I find that I often think in analogies and I think one here might be helpful. Imagine that each religion is represented by a different coloured light. Imagine that, instead of religions we are talking about various groups of people who like to decorate society with lights of their favourite colour. And imagine that you find offensive lights of differnt colours. Imagine a large group of people who love shining red lights around, another group who loves to shine green lights around, and another who likes blue. Also imagine that the group who likes red lights finds it offensive when they see blue lights or green lights shining in public. Wouldn't the solution appear obvious? Shine your coloured light as much as you want in your own home or even in your own private club of same-minded people, but don't shine it around society and everyone else will agree to do the same. That should take care of any offensive lights being shone in public, but equally protect your individual rights to enjoy your own coloured light whenever you want. You can even walk around in public thinking about your red or green or blue lights as much as you like. Just don't ask to hang one up in the courthouse, the school, or the legislature.
Now, in my analogy, the atheist is represented by someone who doesn't feel the need to enjoy lights of a particular colour. We don't mind you shining your red or green or blue lights in your own home or in your private club as much as you want. But we don't like coloured lights hanging all over town. So, we ask that you don't do so. In my analogy, the religous attitude towards atheis is represented by someone responding by saying: "Yeah, but you're asking us not to shine our red lights around town while at the same time you are trying to shine your dark lights around town." Doesn't make any sense, does it? How can you shine a light that makes things dark? You can't. If you don't like coloured lights then all you can do is request that others don't shine their coloured lights. There is no dark light you can shine that overpowers the coloured lights.
This is all we as atheists are asking for. Don't shine your coloured lights in our faces. Don't bring them into public institutions. We have no intention or need to "bring" atheism into the public institutions either. It only appears to the religious that we do when we ask them to put out their coloured lights.
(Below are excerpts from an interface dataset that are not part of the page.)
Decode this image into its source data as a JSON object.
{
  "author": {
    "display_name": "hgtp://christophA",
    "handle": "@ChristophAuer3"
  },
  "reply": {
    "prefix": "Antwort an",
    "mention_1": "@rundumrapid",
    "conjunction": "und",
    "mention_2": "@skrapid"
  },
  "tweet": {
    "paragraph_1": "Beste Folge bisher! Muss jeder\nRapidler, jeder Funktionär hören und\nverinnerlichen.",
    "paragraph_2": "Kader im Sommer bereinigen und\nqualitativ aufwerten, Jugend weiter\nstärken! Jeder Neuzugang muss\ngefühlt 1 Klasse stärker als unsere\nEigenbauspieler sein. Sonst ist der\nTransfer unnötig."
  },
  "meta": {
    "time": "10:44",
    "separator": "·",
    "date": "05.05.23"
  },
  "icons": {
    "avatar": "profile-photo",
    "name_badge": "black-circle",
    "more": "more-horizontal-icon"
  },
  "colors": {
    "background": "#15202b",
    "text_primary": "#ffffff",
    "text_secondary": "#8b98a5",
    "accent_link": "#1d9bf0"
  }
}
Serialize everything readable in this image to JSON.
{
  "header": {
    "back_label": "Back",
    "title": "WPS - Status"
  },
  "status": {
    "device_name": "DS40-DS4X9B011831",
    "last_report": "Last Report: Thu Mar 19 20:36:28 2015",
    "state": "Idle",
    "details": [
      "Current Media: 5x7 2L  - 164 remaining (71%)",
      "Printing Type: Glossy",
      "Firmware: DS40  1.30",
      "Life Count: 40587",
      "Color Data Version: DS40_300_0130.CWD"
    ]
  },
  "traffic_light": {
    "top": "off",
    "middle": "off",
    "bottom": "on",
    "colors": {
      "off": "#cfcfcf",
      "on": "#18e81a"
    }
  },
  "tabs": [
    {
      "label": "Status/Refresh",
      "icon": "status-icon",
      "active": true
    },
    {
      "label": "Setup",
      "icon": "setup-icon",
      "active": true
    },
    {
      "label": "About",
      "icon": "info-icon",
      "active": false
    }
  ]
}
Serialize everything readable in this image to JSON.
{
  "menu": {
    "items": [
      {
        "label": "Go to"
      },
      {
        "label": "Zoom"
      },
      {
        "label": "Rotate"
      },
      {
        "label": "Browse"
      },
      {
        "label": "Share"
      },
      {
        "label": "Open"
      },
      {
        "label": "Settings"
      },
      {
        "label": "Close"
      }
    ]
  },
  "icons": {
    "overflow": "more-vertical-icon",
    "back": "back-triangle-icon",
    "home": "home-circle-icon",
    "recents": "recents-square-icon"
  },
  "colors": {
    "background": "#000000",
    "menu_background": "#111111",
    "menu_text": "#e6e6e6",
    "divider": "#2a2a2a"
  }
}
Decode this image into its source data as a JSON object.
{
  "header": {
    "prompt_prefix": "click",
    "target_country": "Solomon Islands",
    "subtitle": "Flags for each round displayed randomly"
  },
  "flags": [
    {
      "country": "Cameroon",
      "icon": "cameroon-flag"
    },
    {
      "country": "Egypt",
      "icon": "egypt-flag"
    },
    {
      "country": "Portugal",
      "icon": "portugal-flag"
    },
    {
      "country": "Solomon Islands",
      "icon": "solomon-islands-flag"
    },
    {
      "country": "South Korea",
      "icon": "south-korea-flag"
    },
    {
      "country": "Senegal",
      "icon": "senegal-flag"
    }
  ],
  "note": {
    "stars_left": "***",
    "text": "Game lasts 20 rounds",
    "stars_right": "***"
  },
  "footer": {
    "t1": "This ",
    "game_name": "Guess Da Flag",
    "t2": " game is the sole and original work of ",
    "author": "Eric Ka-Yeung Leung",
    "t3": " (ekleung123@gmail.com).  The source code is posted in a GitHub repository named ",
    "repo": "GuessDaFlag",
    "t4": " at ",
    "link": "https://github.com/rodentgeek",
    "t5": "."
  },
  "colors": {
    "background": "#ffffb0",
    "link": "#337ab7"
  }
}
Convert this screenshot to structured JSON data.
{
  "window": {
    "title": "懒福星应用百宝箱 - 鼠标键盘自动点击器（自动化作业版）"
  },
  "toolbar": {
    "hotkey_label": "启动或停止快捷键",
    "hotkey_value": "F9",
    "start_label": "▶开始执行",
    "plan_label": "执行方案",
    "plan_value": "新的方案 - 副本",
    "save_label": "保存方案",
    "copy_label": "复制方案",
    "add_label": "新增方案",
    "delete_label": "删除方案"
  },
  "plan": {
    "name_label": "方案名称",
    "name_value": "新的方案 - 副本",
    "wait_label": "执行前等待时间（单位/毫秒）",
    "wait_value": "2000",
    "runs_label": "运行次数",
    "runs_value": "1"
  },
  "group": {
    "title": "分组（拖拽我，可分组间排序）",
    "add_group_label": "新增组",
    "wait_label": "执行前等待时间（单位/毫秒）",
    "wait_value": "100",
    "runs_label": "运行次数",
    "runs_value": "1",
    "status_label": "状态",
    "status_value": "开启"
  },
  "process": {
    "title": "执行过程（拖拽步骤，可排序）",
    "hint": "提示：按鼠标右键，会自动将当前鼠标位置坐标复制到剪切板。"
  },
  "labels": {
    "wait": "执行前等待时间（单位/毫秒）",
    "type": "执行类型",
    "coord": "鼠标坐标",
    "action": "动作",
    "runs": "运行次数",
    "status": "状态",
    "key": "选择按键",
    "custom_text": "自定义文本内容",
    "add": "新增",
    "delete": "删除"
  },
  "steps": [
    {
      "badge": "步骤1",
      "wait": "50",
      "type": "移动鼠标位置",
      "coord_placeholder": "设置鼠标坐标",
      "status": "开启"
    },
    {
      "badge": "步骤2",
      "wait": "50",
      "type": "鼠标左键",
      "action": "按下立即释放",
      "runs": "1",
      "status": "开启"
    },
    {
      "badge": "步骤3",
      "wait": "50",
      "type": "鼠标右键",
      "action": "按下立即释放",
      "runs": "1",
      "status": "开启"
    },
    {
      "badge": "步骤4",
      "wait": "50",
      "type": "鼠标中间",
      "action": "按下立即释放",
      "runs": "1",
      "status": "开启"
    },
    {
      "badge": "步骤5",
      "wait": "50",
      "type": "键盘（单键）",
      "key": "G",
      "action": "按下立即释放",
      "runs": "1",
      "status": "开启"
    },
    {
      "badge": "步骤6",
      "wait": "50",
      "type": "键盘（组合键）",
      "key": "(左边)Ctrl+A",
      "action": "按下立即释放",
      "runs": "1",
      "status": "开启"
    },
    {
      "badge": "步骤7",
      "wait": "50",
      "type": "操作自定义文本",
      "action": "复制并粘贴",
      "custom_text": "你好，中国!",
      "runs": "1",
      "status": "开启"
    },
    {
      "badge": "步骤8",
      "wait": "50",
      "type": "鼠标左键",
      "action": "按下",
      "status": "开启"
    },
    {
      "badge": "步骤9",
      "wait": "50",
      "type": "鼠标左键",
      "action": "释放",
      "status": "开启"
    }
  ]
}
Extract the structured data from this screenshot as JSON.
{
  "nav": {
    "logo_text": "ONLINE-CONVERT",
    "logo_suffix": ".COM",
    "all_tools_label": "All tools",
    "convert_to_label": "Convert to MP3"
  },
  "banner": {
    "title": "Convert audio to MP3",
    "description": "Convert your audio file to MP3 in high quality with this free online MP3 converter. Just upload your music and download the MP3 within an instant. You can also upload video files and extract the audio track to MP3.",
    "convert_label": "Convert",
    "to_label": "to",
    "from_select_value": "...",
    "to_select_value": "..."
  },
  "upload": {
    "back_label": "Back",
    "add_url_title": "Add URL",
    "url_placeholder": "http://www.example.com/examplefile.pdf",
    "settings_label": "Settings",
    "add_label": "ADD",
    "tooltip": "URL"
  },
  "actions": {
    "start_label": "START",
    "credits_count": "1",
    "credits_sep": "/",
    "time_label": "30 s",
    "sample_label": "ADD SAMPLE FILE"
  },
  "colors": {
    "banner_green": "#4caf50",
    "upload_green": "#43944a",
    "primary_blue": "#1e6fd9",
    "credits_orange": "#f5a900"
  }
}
Of course, the problem with this analogy, and with the reality of religion in society is that everyone thinks that their particular colour is right and everyone else's colour is wrong.